_TASK TO CARRY OUT:_ In the copy of these records, include no pictures and change nothing else.

(Website and app data records)

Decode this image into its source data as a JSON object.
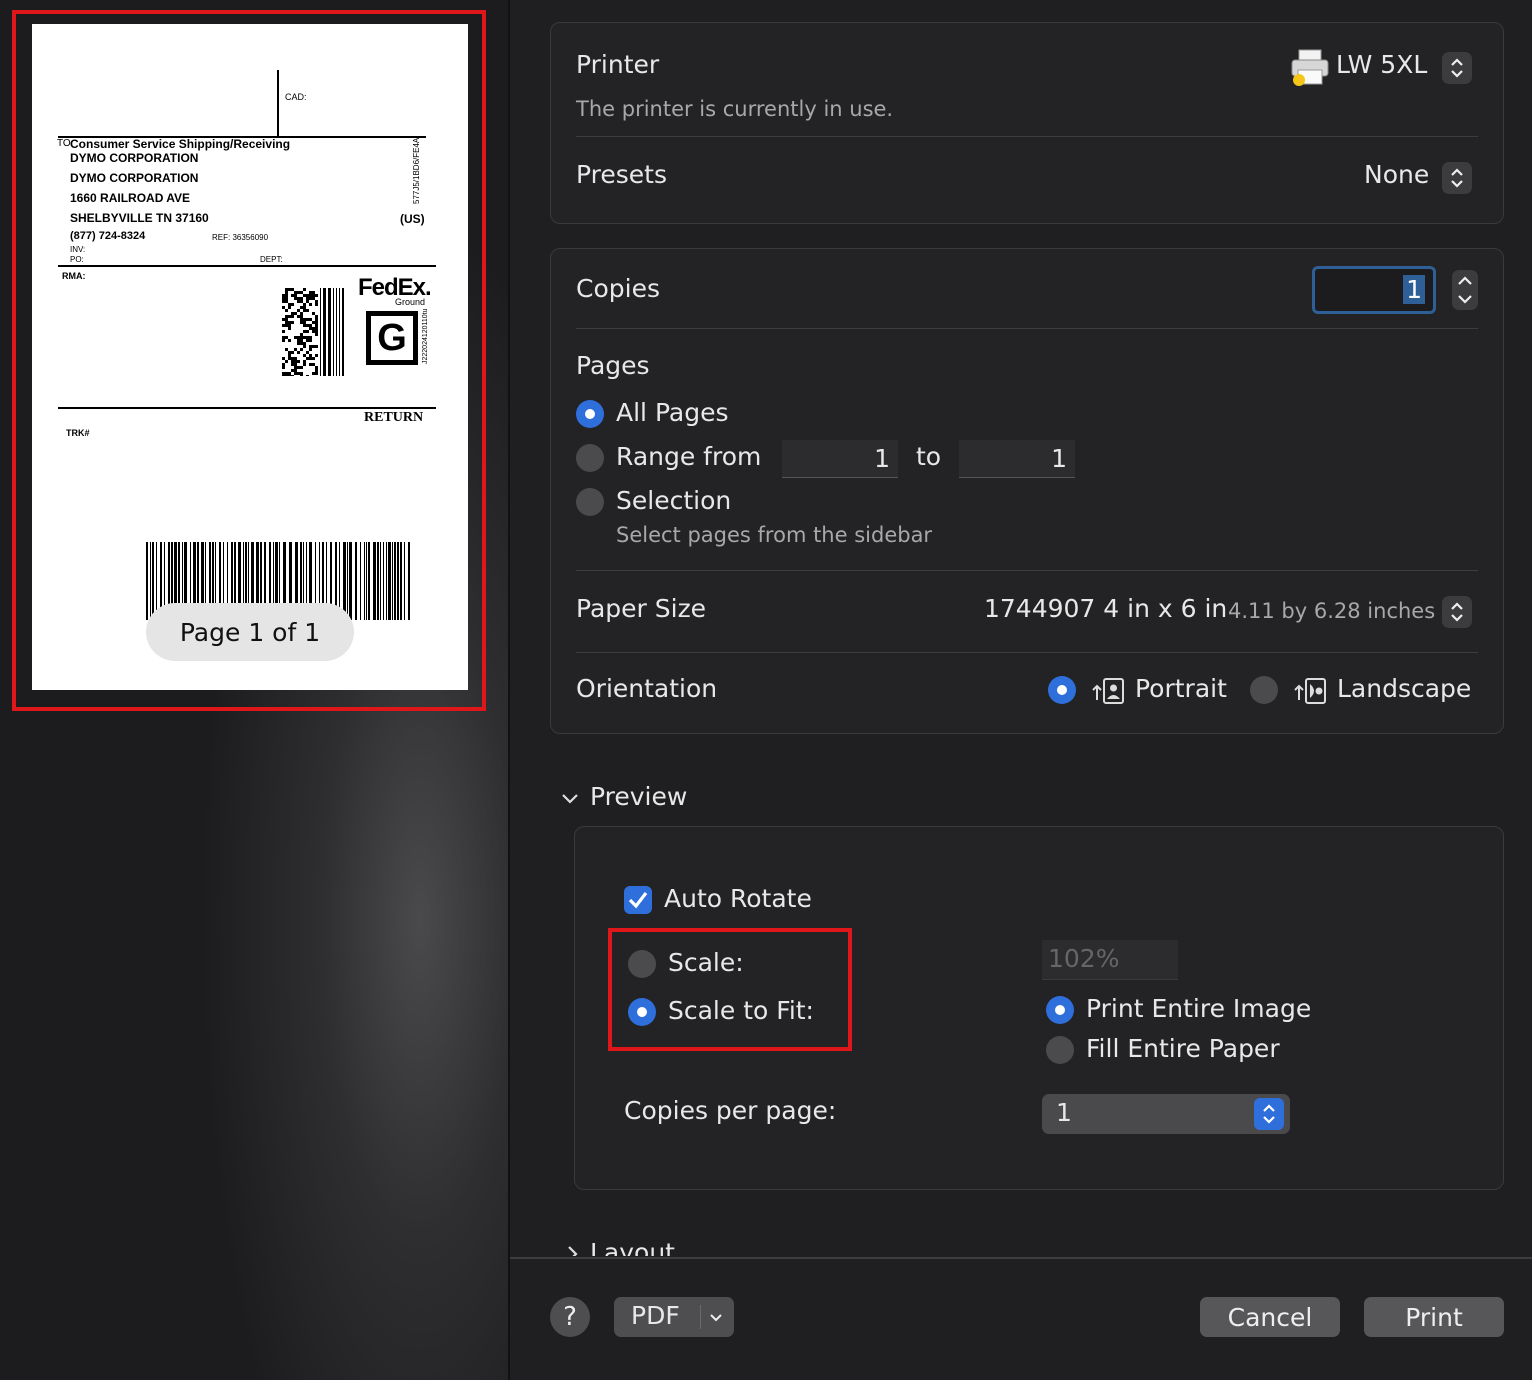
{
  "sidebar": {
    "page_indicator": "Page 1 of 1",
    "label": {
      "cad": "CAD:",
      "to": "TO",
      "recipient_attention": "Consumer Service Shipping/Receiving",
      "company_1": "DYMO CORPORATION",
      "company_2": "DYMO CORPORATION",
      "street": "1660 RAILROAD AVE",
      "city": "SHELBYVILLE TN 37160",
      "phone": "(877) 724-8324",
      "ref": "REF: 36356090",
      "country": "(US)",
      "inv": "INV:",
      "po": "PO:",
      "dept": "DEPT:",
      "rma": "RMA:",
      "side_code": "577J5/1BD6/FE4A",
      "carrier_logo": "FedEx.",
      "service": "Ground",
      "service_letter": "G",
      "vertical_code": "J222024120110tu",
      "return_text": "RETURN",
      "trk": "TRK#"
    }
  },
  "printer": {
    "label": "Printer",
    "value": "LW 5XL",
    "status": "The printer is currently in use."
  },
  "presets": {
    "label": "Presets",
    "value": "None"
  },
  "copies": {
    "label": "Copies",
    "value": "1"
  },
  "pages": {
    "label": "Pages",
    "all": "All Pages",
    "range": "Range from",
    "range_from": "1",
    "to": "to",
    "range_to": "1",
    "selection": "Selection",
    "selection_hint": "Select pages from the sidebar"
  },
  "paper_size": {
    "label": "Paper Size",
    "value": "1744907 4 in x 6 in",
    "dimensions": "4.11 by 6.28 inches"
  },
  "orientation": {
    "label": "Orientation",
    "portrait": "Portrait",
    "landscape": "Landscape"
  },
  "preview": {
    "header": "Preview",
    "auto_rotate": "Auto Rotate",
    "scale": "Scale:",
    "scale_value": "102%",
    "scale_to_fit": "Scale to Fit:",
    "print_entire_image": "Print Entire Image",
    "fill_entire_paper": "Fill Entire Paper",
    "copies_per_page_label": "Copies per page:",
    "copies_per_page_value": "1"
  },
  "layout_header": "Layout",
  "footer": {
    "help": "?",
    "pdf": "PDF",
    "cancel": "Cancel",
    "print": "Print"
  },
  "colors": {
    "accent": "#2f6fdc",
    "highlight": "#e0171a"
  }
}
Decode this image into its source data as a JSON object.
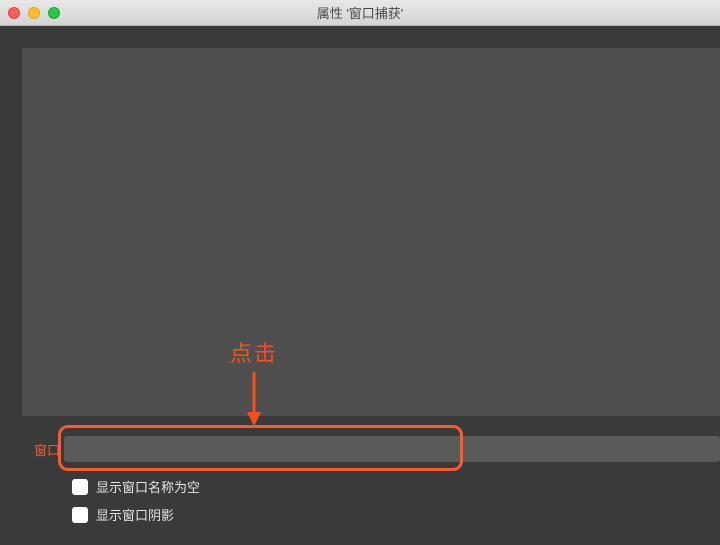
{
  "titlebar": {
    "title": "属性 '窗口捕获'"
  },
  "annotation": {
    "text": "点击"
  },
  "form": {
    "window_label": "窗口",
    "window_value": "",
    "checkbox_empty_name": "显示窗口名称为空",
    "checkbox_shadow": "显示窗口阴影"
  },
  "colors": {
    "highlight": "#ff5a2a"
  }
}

_COMPLETED EXERCISE:_
Decode this image into its source data as a JSON object.
{
  "sidebar": {
    "page_indicator": "Page 1 of 1",
    "label": {
      "cad": "CAD:",
      "to": "TO",
      "recipient_attention": "Consumer Service Shipping/Receiving",
      "company_1": "DYMO CORPORATION",
      "company_2": "DYMO CORPORATION",
      "street": "1660 RAILROAD AVE",
      "city": "SHELBYVILLE TN 37160",
      "phone": "(877) 724-8324",
      "ref": "REF: 36356090",
      "country": "(US)",
      "inv": "INV:",
      "po": "PO:",
      "dept": "DEPT:",
      "rma": "RMA:",
      "side_code": "577J5/1BD6/FE4A",
      "carrier_logo": "FedEx.",
      "service": "Ground",
      "service_letter": "G",
      "vertical_code": "J222024120110tu",
      "return_text": "RETURN",
      "trk": "TRK#"
    }
  },
  "printer": {
    "label": "Printer",
    "value": "LW 5XL",
    "status": "The printer is currently in use."
  },
  "presets": {
    "label": "Presets",
    "value": "None"
  },
  "copies": {
    "label": "Copies",
    "value": "1"
  },
  "pages": {
    "label": "Pages",
    "all": "All Pages",
    "range": "Range from",
    "range_from": "1",
    "to": "to",
    "range_to": "1",
    "selection": "Selection",
    "selection_hint": "Select pages from the sidebar"
  },
  "paper_size": {
    "label": "Paper Size",
    "value": "1744907 4 in x 6 in",
    "dimensions": "4.11 by 6.28 inches"
  },
  "orientation": {
    "label": "Orientation",
    "portrait": "Portrait",
    "landscape": "Landscape"
  },
  "preview": {
    "header": "Preview",
    "auto_rotate": "Auto Rotate",
    "scale": "Scale:",
    "scale_value": "102%",
    "scale_to_fit": "Scale to Fit:",
    "print_entire_image": "Print Entire Image",
    "fill_entire_paper": "Fill Entire Paper",
    "copies_per_page_label": "Copies per page:",
    "copies_per_page_value": "1"
  },
  "layout_header": "Layout",
  "footer": {
    "help": "?",
    "pdf": "PDF",
    "cancel": "Cancel",
    "print": "Print"
  },
  "colors": {
    "accent": "#2f6fdc",
    "highlight": "#e0171a"
  }
}
Decode this image into its source data as a JSON object.
{
  "titlebar": {
    "title": "属性 '窗口捕获'"
  },
  "annotation": {
    "text": "点击"
  },
  "form": {
    "window_label": "窗口",
    "window_value": "",
    "checkbox_empty_name": "显示窗口名称为空",
    "checkbox_shadow": "显示窗口阴影"
  },
  "colors": {
    "highlight": "#ff5a2a"
  }
}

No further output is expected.